PROVIDED RECORDS
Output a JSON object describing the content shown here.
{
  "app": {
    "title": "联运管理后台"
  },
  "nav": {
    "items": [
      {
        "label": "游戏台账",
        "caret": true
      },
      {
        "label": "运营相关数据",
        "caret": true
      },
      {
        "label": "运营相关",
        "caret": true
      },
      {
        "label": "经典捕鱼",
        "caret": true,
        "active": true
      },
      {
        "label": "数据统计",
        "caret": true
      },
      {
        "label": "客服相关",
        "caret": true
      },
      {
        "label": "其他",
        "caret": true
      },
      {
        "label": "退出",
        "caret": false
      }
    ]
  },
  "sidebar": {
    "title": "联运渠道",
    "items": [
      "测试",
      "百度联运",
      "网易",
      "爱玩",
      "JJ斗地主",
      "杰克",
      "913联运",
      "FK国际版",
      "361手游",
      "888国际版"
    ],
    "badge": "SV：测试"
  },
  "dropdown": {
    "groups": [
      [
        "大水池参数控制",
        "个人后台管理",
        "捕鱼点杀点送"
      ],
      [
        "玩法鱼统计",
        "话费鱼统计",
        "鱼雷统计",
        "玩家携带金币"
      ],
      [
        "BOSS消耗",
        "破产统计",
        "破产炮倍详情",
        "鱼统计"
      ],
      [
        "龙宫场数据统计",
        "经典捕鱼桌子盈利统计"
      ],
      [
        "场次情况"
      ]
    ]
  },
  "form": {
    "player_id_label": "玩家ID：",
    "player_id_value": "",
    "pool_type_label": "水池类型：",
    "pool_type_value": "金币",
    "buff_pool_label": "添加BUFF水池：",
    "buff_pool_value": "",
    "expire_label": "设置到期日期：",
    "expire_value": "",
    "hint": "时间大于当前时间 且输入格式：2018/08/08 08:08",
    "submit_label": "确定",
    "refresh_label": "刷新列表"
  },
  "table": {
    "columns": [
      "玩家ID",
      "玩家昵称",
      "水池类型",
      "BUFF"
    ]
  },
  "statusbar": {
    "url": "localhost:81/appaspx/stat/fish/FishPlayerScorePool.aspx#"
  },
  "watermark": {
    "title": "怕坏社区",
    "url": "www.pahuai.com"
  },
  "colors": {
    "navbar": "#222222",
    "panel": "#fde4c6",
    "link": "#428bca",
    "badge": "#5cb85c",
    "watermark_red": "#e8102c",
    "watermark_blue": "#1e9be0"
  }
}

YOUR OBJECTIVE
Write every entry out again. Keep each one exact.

YOUR SOLUTION
Output a JSON object describing the content shown here.
{
  "app": {
    "title": "联运管理后台"
  },
  "nav": {
    "items": [
      {
        "label": "游戏台账",
        "caret": true
      },
      {
        "label": "运营相关数据",
        "caret": true
      },
      {
        "label": "运营相关",
        "caret": true
      },
      {
        "label": "经典捕鱼",
        "caret": true,
        "active": true
      },
      {
        "label": "数据统计",
        "caret": true
      },
      {
        "label": "客服相关",
        "caret": true
      },
      {
        "label": "其他",
        "caret": true
      },
      {
        "label": "退出",
        "caret": false
      }
    ]
  },
  "sidebar": {
    "title": "联运渠道",
    "items": [
      "测试",
      "百度联运",
      "网易",
      "爱玩",
      "JJ斗地主",
      "杰克",
      "913联运",
      "FK国际版",
      "361手游",
      "888国际版"
    ],
    "badge": "SV：测试"
  },
  "dropdown": {
    "groups": [
      [
        "大水池参数控制",
        "个人后台管理",
        "捕鱼点杀点送"
      ],
      [
        "玩法鱼统计",
        "话费鱼统计",
        "鱼雷统计",
        "玩家携带金币"
      ],
      [
        "BOSS消耗",
        "破产统计",
        "破产炮倍详情",
        "鱼统计"
      ],
      [
        "龙宫场数据统计",
        "经典捕鱼桌子盈利统计"
      ],
      [
        "场次情况"
      ]
    ]
  },
  "form": {
    "player_id_label": "玩家ID：",
    "player_id_value": "",
    "pool_type_label": "水池类型：",
    "pool_type_value": "金币",
    "buff_pool_label": "添加BUFF水池：",
    "buff_pool_value": "",
    "expire_label": "设置到期日期：",
    "expire_value": "",
    "hint": "时间大于当前时间 且输入格式：2018/08/08 08:08",
    "submit_label": "确定",
    "refresh_label": "刷新列表"
  },
  "table": {
    "columns": [
      "玩家ID",
      "玩家昵称",
      "水池类型",
      "BUFF"
    ]
  },
  "statusbar": {
    "url": "localhost:81/appaspx/stat/fish/FishPlayerScorePool.aspx#"
  },
  "watermark": {
    "title": "怕坏社区",
    "url": "www.pahuai.com"
  },
  "colors": {
    "navbar": "#222222",
    "panel": "#fde4c6",
    "link": "#428bca",
    "badge": "#5cb85c",
    "watermark_red": "#e8102c",
    "watermark_blue": "#1e9be0"
  }
}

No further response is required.